● **Your goal**:
A line belongs in the answer only if it contains the word "JSON"; copy every such line from the listing below.

+++ Study material

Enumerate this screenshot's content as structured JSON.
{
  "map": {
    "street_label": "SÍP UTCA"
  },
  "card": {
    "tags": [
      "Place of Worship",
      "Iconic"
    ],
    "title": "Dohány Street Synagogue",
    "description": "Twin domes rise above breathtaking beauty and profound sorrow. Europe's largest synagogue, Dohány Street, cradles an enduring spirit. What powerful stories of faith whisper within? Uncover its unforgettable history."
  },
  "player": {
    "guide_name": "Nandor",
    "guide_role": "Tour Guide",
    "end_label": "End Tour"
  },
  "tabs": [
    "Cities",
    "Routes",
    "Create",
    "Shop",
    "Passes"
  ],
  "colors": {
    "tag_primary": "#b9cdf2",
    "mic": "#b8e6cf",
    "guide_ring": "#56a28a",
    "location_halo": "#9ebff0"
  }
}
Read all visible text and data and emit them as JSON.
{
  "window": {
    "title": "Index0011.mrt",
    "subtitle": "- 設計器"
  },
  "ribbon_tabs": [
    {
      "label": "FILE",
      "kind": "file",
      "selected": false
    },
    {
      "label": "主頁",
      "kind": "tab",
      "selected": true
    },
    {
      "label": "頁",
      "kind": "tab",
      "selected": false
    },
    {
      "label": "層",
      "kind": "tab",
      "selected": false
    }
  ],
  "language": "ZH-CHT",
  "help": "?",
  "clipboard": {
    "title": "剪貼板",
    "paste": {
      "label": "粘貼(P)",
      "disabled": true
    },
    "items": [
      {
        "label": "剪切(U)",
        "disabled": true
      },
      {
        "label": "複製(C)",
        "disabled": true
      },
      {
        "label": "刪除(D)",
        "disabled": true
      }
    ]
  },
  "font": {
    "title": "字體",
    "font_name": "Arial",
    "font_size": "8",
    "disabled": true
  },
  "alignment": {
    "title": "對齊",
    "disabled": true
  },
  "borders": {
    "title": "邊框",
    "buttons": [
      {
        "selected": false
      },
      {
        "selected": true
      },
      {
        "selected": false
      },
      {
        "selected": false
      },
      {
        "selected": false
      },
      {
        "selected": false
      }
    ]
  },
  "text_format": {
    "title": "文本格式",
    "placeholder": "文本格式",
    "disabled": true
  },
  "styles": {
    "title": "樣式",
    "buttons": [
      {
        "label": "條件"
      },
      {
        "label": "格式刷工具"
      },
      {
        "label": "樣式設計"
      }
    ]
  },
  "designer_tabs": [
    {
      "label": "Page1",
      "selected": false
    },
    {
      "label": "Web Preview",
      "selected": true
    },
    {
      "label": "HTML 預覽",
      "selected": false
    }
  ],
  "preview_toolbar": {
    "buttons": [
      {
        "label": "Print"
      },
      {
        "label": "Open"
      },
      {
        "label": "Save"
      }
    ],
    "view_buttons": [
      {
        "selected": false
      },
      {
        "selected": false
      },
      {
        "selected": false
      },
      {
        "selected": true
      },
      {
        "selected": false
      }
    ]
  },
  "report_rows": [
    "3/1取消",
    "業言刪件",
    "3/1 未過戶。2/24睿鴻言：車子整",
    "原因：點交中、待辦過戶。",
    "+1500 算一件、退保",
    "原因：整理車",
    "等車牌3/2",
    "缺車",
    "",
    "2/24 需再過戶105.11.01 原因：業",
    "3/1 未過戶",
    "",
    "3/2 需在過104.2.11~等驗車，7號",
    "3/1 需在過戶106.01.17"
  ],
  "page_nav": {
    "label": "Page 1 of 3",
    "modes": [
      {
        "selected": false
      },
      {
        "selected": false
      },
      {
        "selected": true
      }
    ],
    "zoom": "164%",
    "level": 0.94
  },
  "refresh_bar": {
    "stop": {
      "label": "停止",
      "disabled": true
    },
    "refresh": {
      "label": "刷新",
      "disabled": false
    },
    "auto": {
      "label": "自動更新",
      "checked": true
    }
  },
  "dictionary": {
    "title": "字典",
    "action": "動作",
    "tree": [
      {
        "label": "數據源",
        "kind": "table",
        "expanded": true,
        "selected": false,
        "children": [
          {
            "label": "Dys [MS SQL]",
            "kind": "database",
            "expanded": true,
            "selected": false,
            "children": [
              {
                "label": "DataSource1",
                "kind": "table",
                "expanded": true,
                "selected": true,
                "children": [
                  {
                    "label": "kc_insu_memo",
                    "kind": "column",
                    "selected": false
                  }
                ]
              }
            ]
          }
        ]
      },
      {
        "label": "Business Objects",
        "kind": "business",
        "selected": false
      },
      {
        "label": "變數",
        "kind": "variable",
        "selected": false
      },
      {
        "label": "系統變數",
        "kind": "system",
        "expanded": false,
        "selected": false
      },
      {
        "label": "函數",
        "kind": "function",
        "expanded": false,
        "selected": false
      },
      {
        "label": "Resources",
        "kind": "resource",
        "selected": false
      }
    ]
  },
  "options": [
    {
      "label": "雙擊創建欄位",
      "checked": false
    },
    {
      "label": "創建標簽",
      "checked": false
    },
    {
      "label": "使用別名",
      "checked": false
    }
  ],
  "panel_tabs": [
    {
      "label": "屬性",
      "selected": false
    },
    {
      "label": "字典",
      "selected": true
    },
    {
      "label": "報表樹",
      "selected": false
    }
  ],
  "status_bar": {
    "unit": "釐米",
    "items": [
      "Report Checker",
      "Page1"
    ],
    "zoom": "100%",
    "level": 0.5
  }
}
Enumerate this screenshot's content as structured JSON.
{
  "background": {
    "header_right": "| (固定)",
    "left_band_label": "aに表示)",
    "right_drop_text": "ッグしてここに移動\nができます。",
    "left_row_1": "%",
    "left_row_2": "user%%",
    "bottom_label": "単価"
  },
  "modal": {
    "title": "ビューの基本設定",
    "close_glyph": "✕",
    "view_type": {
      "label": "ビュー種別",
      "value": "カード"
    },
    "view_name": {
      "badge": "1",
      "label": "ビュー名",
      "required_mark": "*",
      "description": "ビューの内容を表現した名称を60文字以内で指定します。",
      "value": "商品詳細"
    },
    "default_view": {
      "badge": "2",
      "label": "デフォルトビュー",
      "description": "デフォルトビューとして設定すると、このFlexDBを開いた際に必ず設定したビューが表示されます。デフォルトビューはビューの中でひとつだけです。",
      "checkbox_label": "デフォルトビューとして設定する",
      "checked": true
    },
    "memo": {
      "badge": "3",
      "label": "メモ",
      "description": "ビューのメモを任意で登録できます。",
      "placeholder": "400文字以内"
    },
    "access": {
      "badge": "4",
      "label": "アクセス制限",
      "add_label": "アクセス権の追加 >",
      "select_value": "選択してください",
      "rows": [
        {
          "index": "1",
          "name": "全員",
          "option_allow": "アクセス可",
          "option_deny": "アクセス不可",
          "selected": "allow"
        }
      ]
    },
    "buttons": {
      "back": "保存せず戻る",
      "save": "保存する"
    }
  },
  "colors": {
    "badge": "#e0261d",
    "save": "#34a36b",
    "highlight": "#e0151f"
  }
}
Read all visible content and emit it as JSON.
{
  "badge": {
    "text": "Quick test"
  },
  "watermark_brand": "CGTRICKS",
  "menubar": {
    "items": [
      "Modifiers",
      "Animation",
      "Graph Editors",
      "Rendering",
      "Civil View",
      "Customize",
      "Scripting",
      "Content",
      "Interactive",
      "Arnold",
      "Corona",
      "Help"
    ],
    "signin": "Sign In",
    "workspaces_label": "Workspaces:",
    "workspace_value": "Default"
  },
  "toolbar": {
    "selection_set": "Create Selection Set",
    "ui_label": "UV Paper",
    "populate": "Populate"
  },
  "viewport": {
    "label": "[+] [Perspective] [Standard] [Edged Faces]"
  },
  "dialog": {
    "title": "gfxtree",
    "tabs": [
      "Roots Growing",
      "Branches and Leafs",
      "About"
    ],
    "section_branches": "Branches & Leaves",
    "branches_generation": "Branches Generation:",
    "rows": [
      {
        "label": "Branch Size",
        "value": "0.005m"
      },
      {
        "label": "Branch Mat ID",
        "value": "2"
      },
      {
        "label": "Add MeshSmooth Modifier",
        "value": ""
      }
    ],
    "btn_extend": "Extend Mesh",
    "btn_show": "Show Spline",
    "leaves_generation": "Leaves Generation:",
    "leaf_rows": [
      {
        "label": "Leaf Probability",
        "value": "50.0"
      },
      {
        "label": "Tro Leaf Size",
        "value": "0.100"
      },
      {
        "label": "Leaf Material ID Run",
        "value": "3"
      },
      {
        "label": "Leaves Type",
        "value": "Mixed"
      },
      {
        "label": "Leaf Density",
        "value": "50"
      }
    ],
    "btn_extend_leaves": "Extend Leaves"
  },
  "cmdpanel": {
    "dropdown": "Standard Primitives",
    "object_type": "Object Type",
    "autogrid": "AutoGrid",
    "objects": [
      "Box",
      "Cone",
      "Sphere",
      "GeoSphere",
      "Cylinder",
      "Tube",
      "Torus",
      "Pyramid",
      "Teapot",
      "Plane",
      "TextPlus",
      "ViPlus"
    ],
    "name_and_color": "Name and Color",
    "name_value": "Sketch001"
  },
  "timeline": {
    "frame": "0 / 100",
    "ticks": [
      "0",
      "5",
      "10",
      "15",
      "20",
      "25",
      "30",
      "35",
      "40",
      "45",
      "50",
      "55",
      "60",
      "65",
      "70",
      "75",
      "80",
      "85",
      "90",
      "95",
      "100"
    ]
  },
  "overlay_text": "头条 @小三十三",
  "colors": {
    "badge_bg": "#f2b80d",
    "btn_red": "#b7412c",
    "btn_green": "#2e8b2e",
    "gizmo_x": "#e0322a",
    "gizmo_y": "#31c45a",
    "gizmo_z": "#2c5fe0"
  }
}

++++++

● **Written solution**:
Enumerate this screenshot's content as structured JSON.
Read all visible text and data and emit them as JSON.
Enumerate this screenshot's content as structured JSON.
Read all visible content and emit it as JSON.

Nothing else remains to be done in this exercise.